ACTION ITEM
Below is a set of records, and all of them should be retyped exactly, minus the pictures.

═════ THE RECORDS ═════

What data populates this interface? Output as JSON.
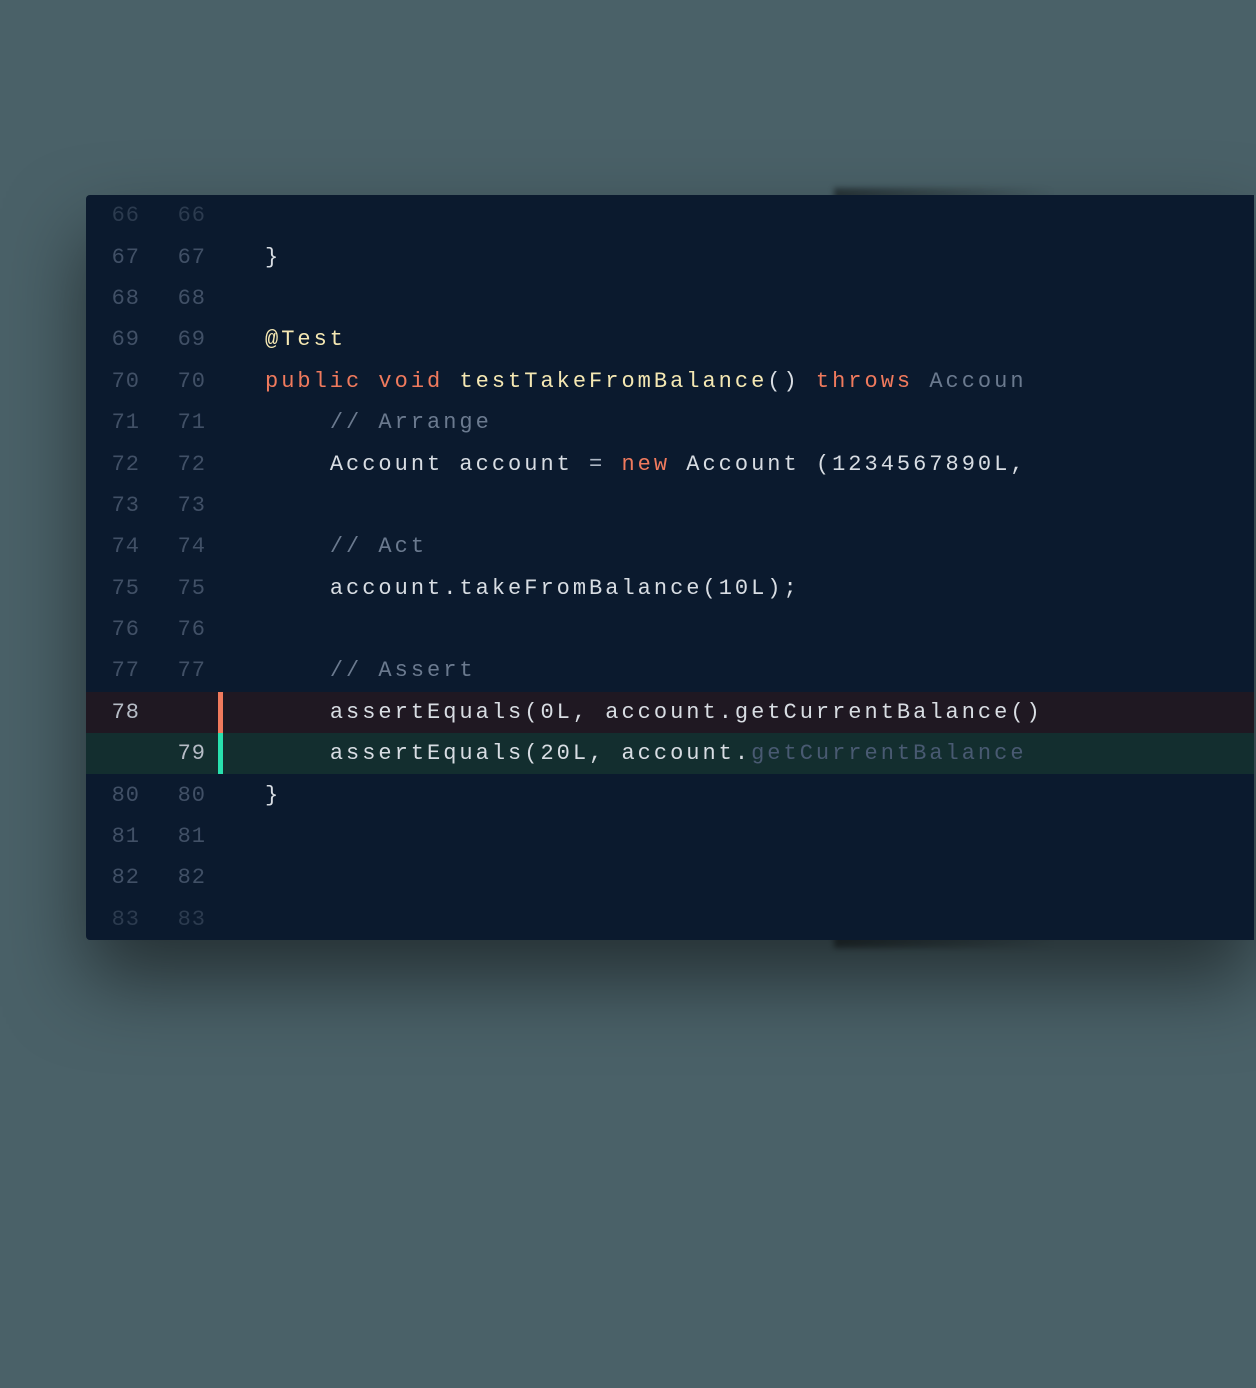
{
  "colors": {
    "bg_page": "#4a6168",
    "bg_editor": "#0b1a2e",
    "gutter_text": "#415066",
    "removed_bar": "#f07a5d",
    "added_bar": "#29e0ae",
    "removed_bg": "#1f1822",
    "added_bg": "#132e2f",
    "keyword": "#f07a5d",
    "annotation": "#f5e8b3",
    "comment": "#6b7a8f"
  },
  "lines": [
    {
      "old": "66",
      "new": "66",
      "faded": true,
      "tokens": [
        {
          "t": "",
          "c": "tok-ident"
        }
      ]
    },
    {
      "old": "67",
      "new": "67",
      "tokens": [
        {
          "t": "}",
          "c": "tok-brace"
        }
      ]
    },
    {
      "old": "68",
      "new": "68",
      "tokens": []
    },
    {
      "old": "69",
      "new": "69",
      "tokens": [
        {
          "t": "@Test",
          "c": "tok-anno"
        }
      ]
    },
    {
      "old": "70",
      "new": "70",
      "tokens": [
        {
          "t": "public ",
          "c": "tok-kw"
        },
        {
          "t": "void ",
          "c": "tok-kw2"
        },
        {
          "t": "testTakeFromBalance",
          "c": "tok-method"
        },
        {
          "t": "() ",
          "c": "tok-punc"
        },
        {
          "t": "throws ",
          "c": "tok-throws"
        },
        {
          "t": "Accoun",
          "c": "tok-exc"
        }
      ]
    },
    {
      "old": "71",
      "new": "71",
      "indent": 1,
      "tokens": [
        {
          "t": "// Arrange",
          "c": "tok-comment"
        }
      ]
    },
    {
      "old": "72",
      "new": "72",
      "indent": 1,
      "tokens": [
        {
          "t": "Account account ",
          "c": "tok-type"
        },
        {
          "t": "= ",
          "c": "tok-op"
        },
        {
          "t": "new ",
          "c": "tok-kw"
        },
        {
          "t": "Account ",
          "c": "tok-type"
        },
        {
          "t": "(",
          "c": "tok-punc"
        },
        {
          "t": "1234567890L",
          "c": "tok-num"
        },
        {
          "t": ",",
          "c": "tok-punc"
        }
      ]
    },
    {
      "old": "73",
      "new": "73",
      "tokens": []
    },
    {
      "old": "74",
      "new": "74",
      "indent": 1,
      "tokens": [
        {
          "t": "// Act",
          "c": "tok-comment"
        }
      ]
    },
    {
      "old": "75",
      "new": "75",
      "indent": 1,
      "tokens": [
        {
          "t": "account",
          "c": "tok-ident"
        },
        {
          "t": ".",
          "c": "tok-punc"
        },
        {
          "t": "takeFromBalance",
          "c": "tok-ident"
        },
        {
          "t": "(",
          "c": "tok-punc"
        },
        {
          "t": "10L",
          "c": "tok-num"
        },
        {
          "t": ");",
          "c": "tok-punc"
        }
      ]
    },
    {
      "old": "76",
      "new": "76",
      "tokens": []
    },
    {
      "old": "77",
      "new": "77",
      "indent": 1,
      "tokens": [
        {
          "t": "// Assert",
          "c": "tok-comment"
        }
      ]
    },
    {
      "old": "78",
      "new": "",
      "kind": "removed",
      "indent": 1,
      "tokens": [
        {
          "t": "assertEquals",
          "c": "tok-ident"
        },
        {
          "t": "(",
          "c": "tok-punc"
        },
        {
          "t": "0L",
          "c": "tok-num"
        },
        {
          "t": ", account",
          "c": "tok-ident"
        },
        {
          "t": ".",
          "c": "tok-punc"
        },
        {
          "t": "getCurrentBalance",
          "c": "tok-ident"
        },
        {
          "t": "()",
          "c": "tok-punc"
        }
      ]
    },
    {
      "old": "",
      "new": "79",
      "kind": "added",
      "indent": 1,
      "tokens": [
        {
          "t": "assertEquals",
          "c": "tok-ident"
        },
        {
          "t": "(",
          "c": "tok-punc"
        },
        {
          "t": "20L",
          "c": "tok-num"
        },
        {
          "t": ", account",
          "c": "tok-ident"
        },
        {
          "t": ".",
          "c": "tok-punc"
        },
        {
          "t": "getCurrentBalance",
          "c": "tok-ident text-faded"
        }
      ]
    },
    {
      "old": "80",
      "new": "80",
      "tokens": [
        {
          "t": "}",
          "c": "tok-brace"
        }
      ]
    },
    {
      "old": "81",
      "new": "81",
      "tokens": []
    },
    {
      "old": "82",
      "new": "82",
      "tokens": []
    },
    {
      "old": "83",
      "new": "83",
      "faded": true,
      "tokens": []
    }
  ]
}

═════

EXERCISE RESULT
What data populates this interface? Output as JSON.
{
  "colors": {
    "bg_page": "#4a6168",
    "bg_editor": "#0b1a2e",
    "gutter_text": "#415066",
    "removed_bar": "#f07a5d",
    "added_bar": "#29e0ae",
    "removed_bg": "#1f1822",
    "added_bg": "#132e2f",
    "keyword": "#f07a5d",
    "annotation": "#f5e8b3",
    "comment": "#6b7a8f"
  },
  "lines": [
    {
      "old": "66",
      "new": "66",
      "faded": true,
      "tokens": [
        {
          "t": "",
          "c": "tok-ident"
        }
      ]
    },
    {
      "old": "67",
      "new": "67",
      "tokens": [
        {
          "t": "}",
          "c": "tok-brace"
        }
      ]
    },
    {
      "old": "68",
      "new": "68",
      "tokens": []
    },
    {
      "old": "69",
      "new": "69",
      "tokens": [
        {
          "t": "@Test",
          "c": "tok-anno"
        }
      ]
    },
    {
      "old": "70",
      "new": "70",
      "tokens": [
        {
          "t": "public ",
          "c": "tok-kw"
        },
        {
          "t": "void ",
          "c": "tok-kw2"
        },
        {
          "t": "testTakeFromBalance",
          "c": "tok-method"
        },
        {
          "t": "() ",
          "c": "tok-punc"
        },
        {
          "t": "throws ",
          "c": "tok-throws"
        },
        {
          "t": "Accoun",
          "c": "tok-exc"
        }
      ]
    },
    {
      "old": "71",
      "new": "71",
      "indent": 1,
      "tokens": [
        {
          "t": "// Arrange",
          "c": "tok-comment"
        }
      ]
    },
    {
      "old": "72",
      "new": "72",
      "indent": 1,
      "tokens": [
        {
          "t": "Account account ",
          "c": "tok-type"
        },
        {
          "t": "= ",
          "c": "tok-op"
        },
        {
          "t": "new ",
          "c": "tok-kw"
        },
        {
          "t": "Account ",
          "c": "tok-type"
        },
        {
          "t": "(",
          "c": "tok-punc"
        },
        {
          "t": "1234567890L",
          "c": "tok-num"
        },
        {
          "t": ",",
          "c": "tok-punc"
        }
      ]
    },
    {
      "old": "73",
      "new": "73",
      "tokens": []
    },
    {
      "old": "74",
      "new": "74",
      "indent": 1,
      "tokens": [
        {
          "t": "// Act",
          "c": "tok-comment"
        }
      ]
    },
    {
      "old": "75",
      "new": "75",
      "indent": 1,
      "tokens": [
        {
          "t": "account",
          "c": "tok-ident"
        },
        {
          "t": ".",
          "c": "tok-punc"
        },
        {
          "t": "takeFromBalance",
          "c": "tok-ident"
        },
        {
          "t": "(",
          "c": "tok-punc"
        },
        {
          "t": "10L",
          "c": "tok-num"
        },
        {
          "t": ");",
          "c": "tok-punc"
        }
      ]
    },
    {
      "old": "76",
      "new": "76",
      "tokens": []
    },
    {
      "old": "77",
      "new": "77",
      "indent": 1,
      "tokens": [
        {
          "t": "// Assert",
          "c": "tok-comment"
        }
      ]
    },
    {
      "old": "78",
      "new": "",
      "kind": "removed",
      "indent": 1,
      "tokens": [
        {
          "t": "assertEquals",
          "c": "tok-ident"
        },
        {
          "t": "(",
          "c": "tok-punc"
        },
        {
          "t": "0L",
          "c": "tok-num"
        },
        {
          "t": ", account",
          "c": "tok-ident"
        },
        {
          "t": ".",
          "c": "tok-punc"
        },
        {
          "t": "getCurrentBalance",
          "c": "tok-ident"
        },
        {
          "t": "()",
          "c": "tok-punc"
        }
      ]
    },
    {
      "old": "",
      "new": "79",
      "kind": "added",
      "indent": 1,
      "tokens": [
        {
          "t": "assertEquals",
          "c": "tok-ident"
        },
        {
          "t": "(",
          "c": "tok-punc"
        },
        {
          "t": "20L",
          "c": "tok-num"
        },
        {
          "t": ", account",
          "c": "tok-ident"
        },
        {
          "t": ".",
          "c": "tok-punc"
        },
        {
          "t": "getCurrentBalance",
          "c": "tok-ident text-faded"
        }
      ]
    },
    {
      "old": "80",
      "new": "80",
      "tokens": [
        {
          "t": "}",
          "c": "tok-brace"
        }
      ]
    },
    {
      "old": "81",
      "new": "81",
      "tokens": []
    },
    {
      "old": "82",
      "new": "82",
      "tokens": []
    },
    {
      "old": "83",
      "new": "83",
      "faded": true,
      "tokens": []
    }
  ]
}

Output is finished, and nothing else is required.